Several City Councilmembers have raised concerns about recent proposals that would allow councilmembers to apply for personal loans through city programs as well as give each an additional $6,000 for their office budgets.
Councilmembers Paul Ostrow (1st Ward), Cam Gordon (2nd Ward) and Betsy Hodges (13th Ward) declined to take the additional money from the city's rollover fund, and each told the rest of the City Council that they are uncomfortable with the idea of allowing councilmembers to apply for loans through city programs.
The proposed measures come as the city continues to deal with a lean budget and all departments have been asked to cut back on spending. While some councilmembers argued that they have good uses for the additional money from the rollover fund and should be eligible for city loans like any other resident of Minneapolis, Ostrow said the Council has to lead by example.
“I do think it's a question of leadership for us. We have to be on the same budget diet as the rest of our departments,” he said. “It is about the Council playing by the same rules as the other departments.”
The Ways and Means/Budget Committee is scheduled to hold a public hearing May 22 on the proposed ordinance change that would allow councilmembers to apply for city loans through city programs such as the Neighborhood Revitalization Program and the Community Planning and Economic Development Department.
The Ways and Means/Budget Committee had sent the proposed amendment to the April 28 City Council meeting without recommendation after Hodges and Ostrow expressed concerns with the change, but the City Council scheduled the public hearing with little discussion.

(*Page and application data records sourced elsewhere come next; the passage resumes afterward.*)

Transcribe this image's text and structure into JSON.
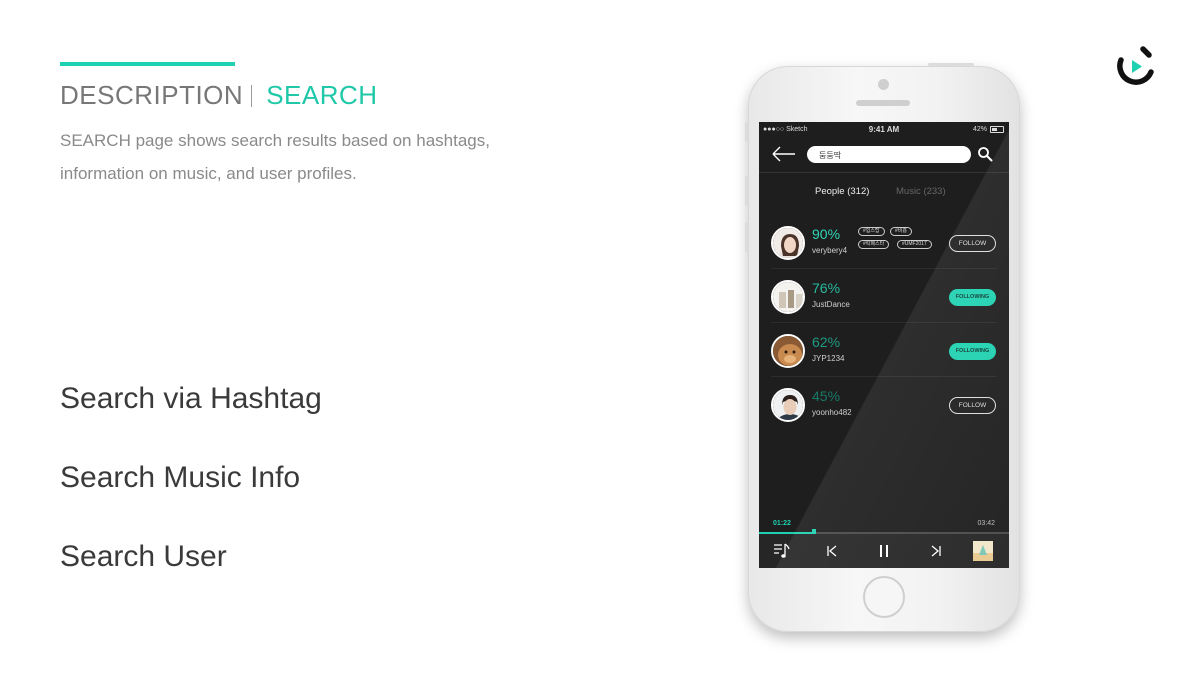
{
  "slide": {
    "title_prefix": "DESCRIPTION",
    "title_main": "SEARCH",
    "description": "SEARCH page shows search results based on hashtags, information on music, and user profiles.",
    "features": [
      "Search via Hashtag",
      "Search Music Info",
      "Search User"
    ],
    "accent_color": "#1fd1b0"
  },
  "status_bar": {
    "carrier": "●●●○○ Sketch",
    "time": "9:41 AM",
    "battery": "42%"
  },
  "search": {
    "query": "둠둠딱",
    "back_icon": "arrow-left-icon",
    "search_icon": "magnifier-icon"
  },
  "tabs": [
    {
      "label": "People (312)",
      "active": true
    },
    {
      "label": "Music (233)",
      "active": false
    }
  ],
  "results": [
    {
      "percent": "90%",
      "username": "verybery4",
      "tags": [
        "#힙스탑",
        "#비흡",
        "#락페스타",
        "#UMF2017"
      ],
      "button": "FOLLOW",
      "following": false,
      "percent_color": "#2fd6b6"
    },
    {
      "percent": "76%",
      "username": "JustDance",
      "tags": [],
      "button": "FOLLOWING",
      "following": true,
      "percent_color": "#27b99d"
    },
    {
      "percent": "62%",
      "username": "JYP1234",
      "tags": [],
      "button": "FOLLOWING",
      "following": true,
      "percent_color": "#1f9a83"
    },
    {
      "percent": "45%",
      "username": "yoonho482",
      "tags": [],
      "button": "FOLLOW",
      "following": false,
      "percent_color": "#177a68"
    }
  ],
  "player": {
    "current_time": "01:22",
    "total_time": "03:42",
    "progress": 0.22
  }
}
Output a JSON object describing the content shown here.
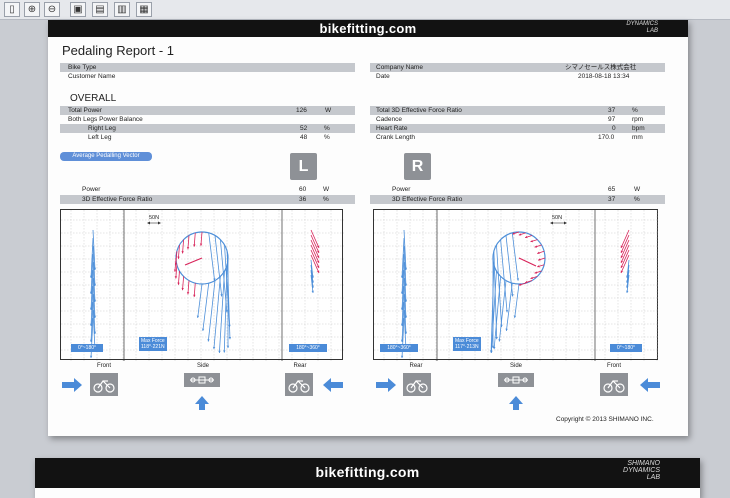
{
  "header": {
    "logo": "bikefitting.com",
    "brand_line1": "SHIMANO",
    "brand_line2": "DYNAMICS",
    "brand_line3": "LAB"
  },
  "report": {
    "title": "Pedaling Report - 1"
  },
  "info": {
    "bike_type": "Bike Type",
    "customer_name": "Customer Name",
    "company_name": "Company Name",
    "company_value": "シマノセールス株式会社",
    "date": "Date",
    "date_value": "2018-08-18 13:34"
  },
  "overall": {
    "heading": "OVERALL",
    "left_rows": [
      {
        "label": "Total Power",
        "value": "126",
        "unit": "W"
      },
      {
        "label": "Both Legs Power Balance",
        "value": "",
        "unit": ""
      },
      {
        "label": "Right Leg",
        "value": "52",
        "unit": "%"
      },
      {
        "label": "Left Leg",
        "value": "48",
        "unit": "%"
      }
    ],
    "right_rows": [
      {
        "label": "Total 3D Effective Force Ratio",
        "value": "37",
        "unit": "%"
      },
      {
        "label": "Cadence",
        "value": "97",
        "unit": "rpm"
      },
      {
        "label": "Heart Rate",
        "value": "0",
        "unit": "bpm"
      },
      {
        "label": "Crank Length",
        "value": "170.0",
        "unit": "mm"
      }
    ]
  },
  "vector_button": "Average Pedalling Vector",
  "left_leg": {
    "tag": "L",
    "power_label": "Power",
    "power": "60",
    "power_unit": "W",
    "ratio_label": "3D Effective Force Ratio",
    "ratio": "36",
    "ratio_unit": "%",
    "front_range": "0°~180°",
    "rear_range": "180°~360°",
    "max_force": "Max Force",
    "max_force_value": "118°·221N",
    "scale": "50N"
  },
  "right_leg": {
    "tag": "R",
    "power_label": "Power",
    "power": "65",
    "power_unit": "W",
    "ratio_label": "3D Effective Force Ratio",
    "ratio": "37",
    "ratio_unit": "%",
    "front_range": "180°~360°",
    "rear_range": "0°~180°",
    "max_force": "Max Force",
    "max_force_value": "117°·213N",
    "scale": "50N"
  },
  "views": {
    "front": "Front",
    "side": "Side",
    "rear": "Rear"
  },
  "copyright": "Copyright © 2013 SHIMANO INC.",
  "colors": {
    "accent": "#4b8bd8",
    "vector_blue": "#4d8fd9",
    "vector_red": "#d8245a",
    "header_bg": "#121212"
  },
  "toolbar_icons": [
    "page-icon",
    "zoom-in-icon",
    "zoom-out-icon",
    "fit-page-icon",
    "fit-width-icon",
    "single-page-icon",
    "two-page-icon"
  ]
}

Ostrow said he's concerned because councilmembers vote on the city programs in question and their eligibility criteria, and that power could create the long-term potential for an ethics violation. Gordon told the Council that he also has reservations about the proposed change and that he thinks councilmembers should not be eligible to apply for city loans because of their “extraordinary role as elected officials in overseeing these programs.”
But City Council President Barb Johnson, who proposed the change, disagreed.
“It seems to me that they're city residents, and so they should be able to apply for a mortgage just like any other city resident,” Johnson said. “These are mortgage products that we (the city) don't own. They're done through private companies, through banks. But we want to encourage people to live in the city, and the dollars are not fully utilized, so it seems to me that councilmembers should be able to apply for them.”
The proposed ordinance change comes just as the same councilmembers declined to take money from 2005 rollover fund to use for their office budgets. Taking additional money while the rest of the city's departments feel the pinch of budget cuts and reduced staff sends a powerful message that the Council is not willing to share the pain of a tight budget, Hodges said. She is also worried about how it will affect the Council's ability to reach agreements with its collective bargaining units.
“We're asking the entire city staff to tighten their belts. That includes reduced budgets, reduced staff, a limit on how much salaries can go up,” Hodges said.
The money available for each councilmember's office budget is part of the 2005 rollover fund. The City Council under spent its office budgets by about $140,000 last year, according to Johnson. After sending about $55,000 of the leftover cash back to the general fund, the Council decided to split the remaining $83,000 among its own offices. Councilmembers had to give notice by May 1 if they were not planning to accept the $6,384.62 available to each office, which will be distributed over four years.
Councilmember Diane Hofstede (3rd Ward) said because she considers the amount of money available to each office small when spread over four years, she doesn't believe it sends a message about the Council's willingness to share the pain of a lean budget. She said the money allows councilmembers to reach out more to their constituents.
“It is something that councilmembers will use for a variety of things,” Hofstede said.
But Ostrow pointed out that there are a number of city departments that could have used the money very well, but they weren't issued the funds. The three councilmembers who declined the additional money have directed the combined amount of $19,153.96 go to the Self-Insurance Fund to help pay down the city's debt.
The proposed measures to allow councilmembers to apply for city loans and take money from the rollover fund also come just months after the City Council voted to increase each councilmember's car allowance to up to $400 per month, approved a 2 percent salary increase annually and added another aide to its own staff.
Kari VanDerVeen can be reached at firstname.lastname@example.org or 436-4373.